It is one thing for Commissioner Bill Bratton to try to frame the issue by calling the rise in murders a case of “career criminals killing and shooting other career criminals.” For the Mayor to echo that in justifying not authorizing additional police hiring is troubling, however.

Even if the only victims were bad people, that dismissal of what was going on gave no thought to the psychic toll being taken in the neighborhoods where the killings were occurring. And while we might wish that bad guys intent on killing their brethren were crack shots who always hit their target, that isn’t the case. There have already been a few “citizens,” from teenage bystanders to middle-aged people, struck by stray shots.

Sergeants’ Benevolent Association President Ed Mullins last week invoked the name of Brian Watkins, the young Utah tourist who was fatally stabbed in a Midtown subway station 25 years ago while defending his mother from muggers, as the kind of shocking crime that could transform the sense of safety people feel in most parts of the city into the sort of alarm that scares off tourists and makes residents alter their normal routines.

The truth is that the Watkins case was an anomaly in that summer of heart-wrenching killings that prompted the New York Post to run a banner headline urging then-Mayor Dinkins, “Dave, Do Something!” Mr. Dinkins had the especially bad luck in mid-1990 to have several of the unintended victims of the street shootings turn out to be small children as young as 2 years old. When that starts happening with some regularity, you get headlines like the one on the cover of Time Magazine that Mr. Dinkins decried, labeling New York “Dodge City.”

The police force is about 6,500 below its peak of nearly 41,000 at the beginning of 2001, Mayor Rudy Giuliani’s last year in office. Some city officials then privately contended that the force had become bloated, with overlapping functions among officers actually hurting efficiency.

But with all the cuts made during the Bloomberg years, even as cops were being diverted from normal patrol duties to be part of the city’s stepped-up anti-terrorism activity following 9/11, there is a case to be made that the department has been cut too much. There are stories of precincts with just a single patrol car operating during overnight tours. It has been suspected that then-Police Commissioner Ray Kelly stepped up stop-and-frisk activities, in which quotas led more than a few cops to disregard the legal basis for making such stops, in part to compensate for having fewer officers available.

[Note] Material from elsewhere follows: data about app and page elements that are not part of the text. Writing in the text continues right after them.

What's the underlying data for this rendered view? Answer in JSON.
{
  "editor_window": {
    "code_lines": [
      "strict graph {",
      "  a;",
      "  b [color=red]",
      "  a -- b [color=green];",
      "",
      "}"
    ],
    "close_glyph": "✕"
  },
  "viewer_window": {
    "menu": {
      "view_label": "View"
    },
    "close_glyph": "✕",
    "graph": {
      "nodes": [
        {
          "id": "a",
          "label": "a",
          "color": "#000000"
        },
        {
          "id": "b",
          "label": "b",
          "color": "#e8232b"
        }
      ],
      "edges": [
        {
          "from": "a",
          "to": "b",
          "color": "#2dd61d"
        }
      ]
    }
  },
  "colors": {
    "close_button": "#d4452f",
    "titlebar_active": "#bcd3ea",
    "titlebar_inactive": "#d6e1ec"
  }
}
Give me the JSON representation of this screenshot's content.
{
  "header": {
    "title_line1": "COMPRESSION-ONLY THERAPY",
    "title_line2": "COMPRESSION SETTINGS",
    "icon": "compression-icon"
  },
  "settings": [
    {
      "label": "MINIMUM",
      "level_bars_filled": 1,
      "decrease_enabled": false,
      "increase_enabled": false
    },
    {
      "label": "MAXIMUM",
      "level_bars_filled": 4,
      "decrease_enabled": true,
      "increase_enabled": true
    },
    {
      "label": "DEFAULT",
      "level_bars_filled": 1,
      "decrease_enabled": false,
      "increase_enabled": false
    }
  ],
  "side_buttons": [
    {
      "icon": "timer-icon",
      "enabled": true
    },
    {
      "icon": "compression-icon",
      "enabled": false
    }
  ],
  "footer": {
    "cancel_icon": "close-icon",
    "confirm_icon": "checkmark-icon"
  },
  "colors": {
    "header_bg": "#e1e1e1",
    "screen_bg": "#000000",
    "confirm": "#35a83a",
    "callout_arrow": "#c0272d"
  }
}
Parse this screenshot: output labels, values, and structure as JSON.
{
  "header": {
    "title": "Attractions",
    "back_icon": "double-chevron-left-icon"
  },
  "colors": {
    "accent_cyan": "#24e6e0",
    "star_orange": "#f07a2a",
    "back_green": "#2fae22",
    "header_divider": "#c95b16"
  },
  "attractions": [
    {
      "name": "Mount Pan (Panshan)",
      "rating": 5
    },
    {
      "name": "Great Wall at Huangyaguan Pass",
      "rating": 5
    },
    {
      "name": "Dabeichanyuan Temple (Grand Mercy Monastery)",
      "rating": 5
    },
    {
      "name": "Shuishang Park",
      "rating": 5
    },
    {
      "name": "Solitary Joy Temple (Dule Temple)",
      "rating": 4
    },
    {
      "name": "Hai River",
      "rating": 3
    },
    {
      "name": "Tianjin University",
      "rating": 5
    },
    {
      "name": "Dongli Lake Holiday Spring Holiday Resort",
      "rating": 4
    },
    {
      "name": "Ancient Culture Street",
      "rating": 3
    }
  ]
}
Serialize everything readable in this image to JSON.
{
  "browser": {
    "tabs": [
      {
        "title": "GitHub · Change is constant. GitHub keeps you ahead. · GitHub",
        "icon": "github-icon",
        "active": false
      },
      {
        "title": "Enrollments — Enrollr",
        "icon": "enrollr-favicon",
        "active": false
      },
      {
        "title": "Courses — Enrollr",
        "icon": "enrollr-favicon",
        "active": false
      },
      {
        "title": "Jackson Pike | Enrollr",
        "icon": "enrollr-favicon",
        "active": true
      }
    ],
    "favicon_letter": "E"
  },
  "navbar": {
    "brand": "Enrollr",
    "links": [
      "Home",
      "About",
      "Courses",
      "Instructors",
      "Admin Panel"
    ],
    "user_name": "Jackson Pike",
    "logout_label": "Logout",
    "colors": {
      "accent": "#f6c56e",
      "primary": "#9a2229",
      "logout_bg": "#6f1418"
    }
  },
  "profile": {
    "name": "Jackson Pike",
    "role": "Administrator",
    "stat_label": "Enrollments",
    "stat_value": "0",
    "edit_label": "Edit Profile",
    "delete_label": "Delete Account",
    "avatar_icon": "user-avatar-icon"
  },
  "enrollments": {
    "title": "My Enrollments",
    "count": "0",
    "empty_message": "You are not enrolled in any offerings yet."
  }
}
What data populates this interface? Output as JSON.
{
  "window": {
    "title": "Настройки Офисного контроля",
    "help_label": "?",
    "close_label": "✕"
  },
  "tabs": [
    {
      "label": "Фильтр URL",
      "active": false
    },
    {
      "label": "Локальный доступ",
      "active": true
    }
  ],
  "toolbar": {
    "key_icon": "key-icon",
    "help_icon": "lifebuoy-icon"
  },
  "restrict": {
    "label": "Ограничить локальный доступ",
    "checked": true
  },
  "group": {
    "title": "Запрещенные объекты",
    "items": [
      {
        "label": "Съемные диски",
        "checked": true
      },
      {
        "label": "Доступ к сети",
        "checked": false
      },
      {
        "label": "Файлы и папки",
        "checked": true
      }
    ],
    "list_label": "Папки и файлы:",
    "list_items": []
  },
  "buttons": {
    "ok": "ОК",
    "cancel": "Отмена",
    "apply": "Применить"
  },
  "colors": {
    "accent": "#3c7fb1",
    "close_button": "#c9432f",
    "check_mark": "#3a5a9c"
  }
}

Stops have dropped precipitously in the 17 months since Mr. de Blasio became Mayor, on top of the sharp decline during Michael Bloomberg’s final two years in office. Word is that the NYPD under Mr. Bratton has emphasized to officers that they should follow the law in deciding when a stop is justified. It’s possible some cops have overcorrected, and in borderline cases have refrained from making stops because they feared being admonished if they turned out to be unjustified. But the rise in shootings certainly suggests that some criminals are not as wary of being caught with a firearm as they were in the past.

Most of the victims of the shootings have been minorities—as have been most of the shooters—in some long-troubled city neighborhoods. But there’s little solace to be taken from the notion that the problem is relatively confined—and certainly not by a Mayor who strongly subscribes to the slogan “Black lives matter.”

If Mr. de Blasio trusts his Police Commissioner’s judgment, then at a time when the city budget is in good shape, he should be finding the money to provide the additional cops. The alternative is to wait until the situation worsens before acting because politically speaking, he has no choice.